The EU has voted to ban the fungicide chlorothalonil, robbing growers of another vital plant protection product and leaving crops open to high levels of disease. CPM reports.

The European Standing Committee on Plants, Animals, Food and Feed (SCoPAFF) voted against renewing the approval of chlorothalonil on Friday (22 March), following the European Chemicals Agency’s classification of the product as a category one carcinogen.

The fungicide is used to control septoria in wheat and ramularia in barley, but is also used on other crops including potatoes and pulses.

Although no dates have been given on when products like Bravo, which contain chlorothalonil, will be banned, it is likely to be in Spring 2020.

Massive set back

Ian Sands, chairman of NFU Scotland’s Combinable Crops Committee and who farms just under 810ha in Perthshire, said the decision was a massive set-back for the cereal sector, with potential to affect the whole of the Scottish food and drink industry.

“Growers like myself will find it very hard to understand why a product that has been in use since 1964 is now deemed unsafe.

“Without doubt, this product is the mainstay of fungal disease control in Scotland’s largest and most important crop, barley, where it is the only effective tool available for the control of ramularia leaf spot.

“A bad infestation can cause a fall in yield of 0.6t/ha, equivalent to more than 10% of crop lost,” he explained.

“Ramularia also impairs quality and can increase screenings, hitting those who are growing for a quality market like malt whisky.”

The decision to ban chlorothalonil also increases the chance of resistance developing to other active ingredients, as it is often used in combination with other products, added Mr Sands.

“With the number of plant protection products available to growers shrinking, the loss of chlorothalonil has the potential to make the viability of growing crops borderline.

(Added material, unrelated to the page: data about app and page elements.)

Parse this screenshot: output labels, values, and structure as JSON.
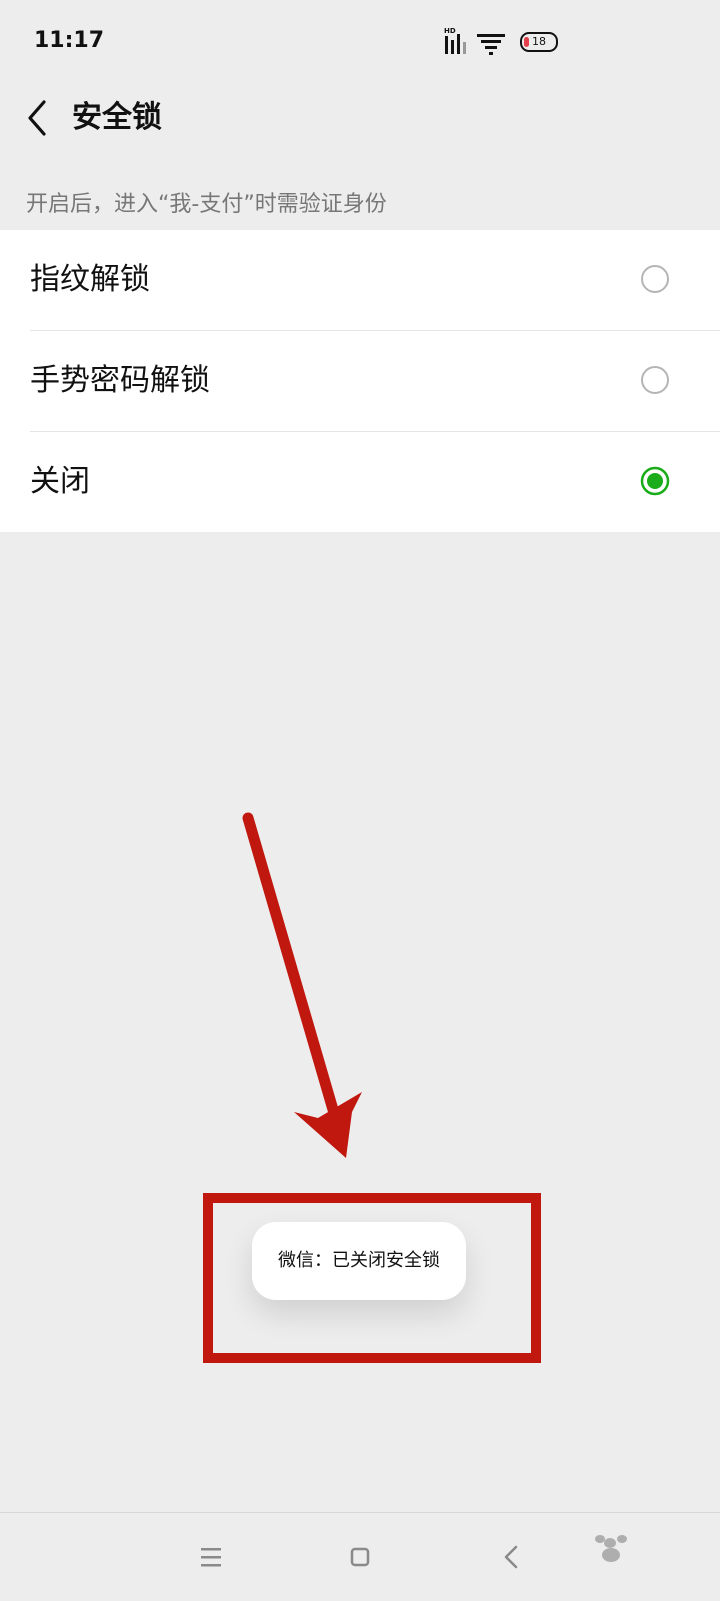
{
  "status_bar": {
    "time": "11:17",
    "battery_level": "18"
  },
  "header": {
    "title": "安全锁"
  },
  "description": "开启后，进入“我-支付”时需验证身份",
  "options": [
    {
      "label": "指纹解锁",
      "selected": false
    },
    {
      "label": "手势密码解锁",
      "selected": false
    },
    {
      "label": "关闭",
      "selected": true
    }
  ],
  "toast": {
    "text": "微信：已关闭安全锁"
  },
  "colors": {
    "accent_green": "#1aad19",
    "annotation_red": "#c0170f"
  },
  "icons": [
    "back-chevron-icon",
    "radio-icon",
    "menu-icon",
    "home-icon",
    "back-icon"
  ]
}
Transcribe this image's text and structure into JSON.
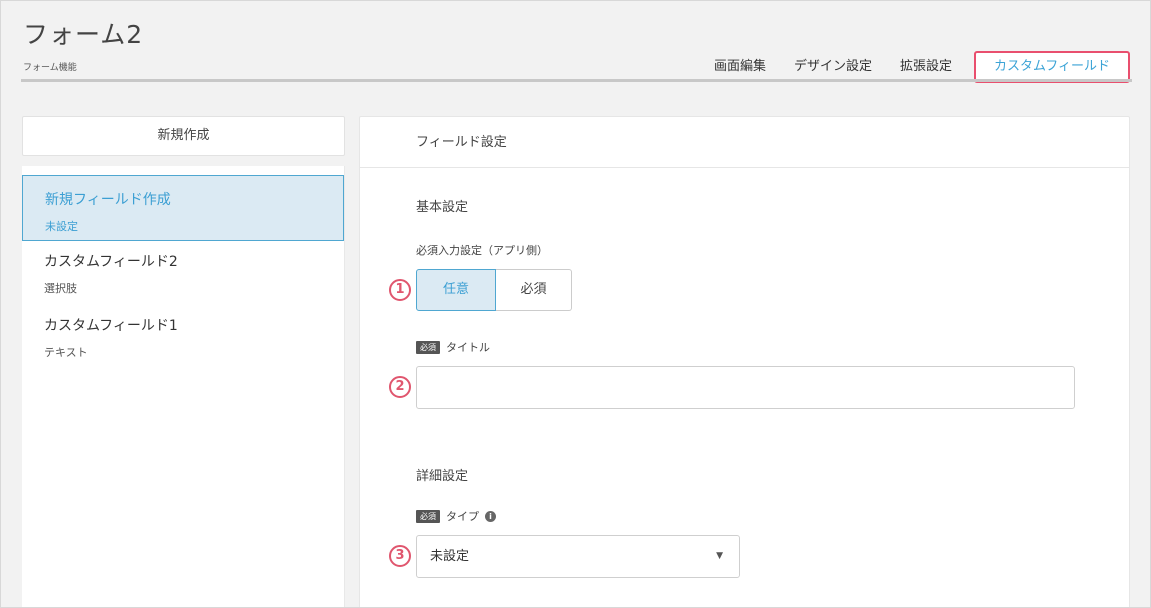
{
  "header": {
    "title": "フォーム2",
    "subtitle": "フォーム機能",
    "tabs": [
      {
        "label": "画面編集"
      },
      {
        "label": "デザイン設定"
      },
      {
        "label": "拡張設定"
      },
      {
        "label": "カスタムフィールド",
        "active": true
      }
    ]
  },
  "sidebar": {
    "new_button": "新規作成",
    "items": [
      {
        "name": "新規フィールド作成",
        "sub": "未設定",
        "selected": true
      },
      {
        "name": "カスタムフィールド2",
        "sub": "選択肢"
      },
      {
        "name": "カスタムフィールド1",
        "sub": "テキスト"
      }
    ]
  },
  "panel": {
    "heading": "フィールド設定",
    "basic_section": "基本設定",
    "required_label": "必須入力設定（アプリ側）",
    "required_options": [
      "任意",
      "必須"
    ],
    "required_selected": "任意",
    "required_badge": "必須",
    "title_label": "タイトル",
    "title_value": "",
    "detail_section": "詳細設定",
    "type_label": "タイプ",
    "type_info_icon": "i",
    "type_value": "未設定",
    "caret": "▼"
  },
  "markers": [
    "1",
    "2",
    "3"
  ],
  "colors": {
    "accent": "#3b9fd3",
    "highlight": "#e94f6e",
    "selected_bg": "#dbeaf3"
  }
}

“Factor in that this product is still going to be allowed to be used in other countries outwith the EU, then this is disastrous for our growers.”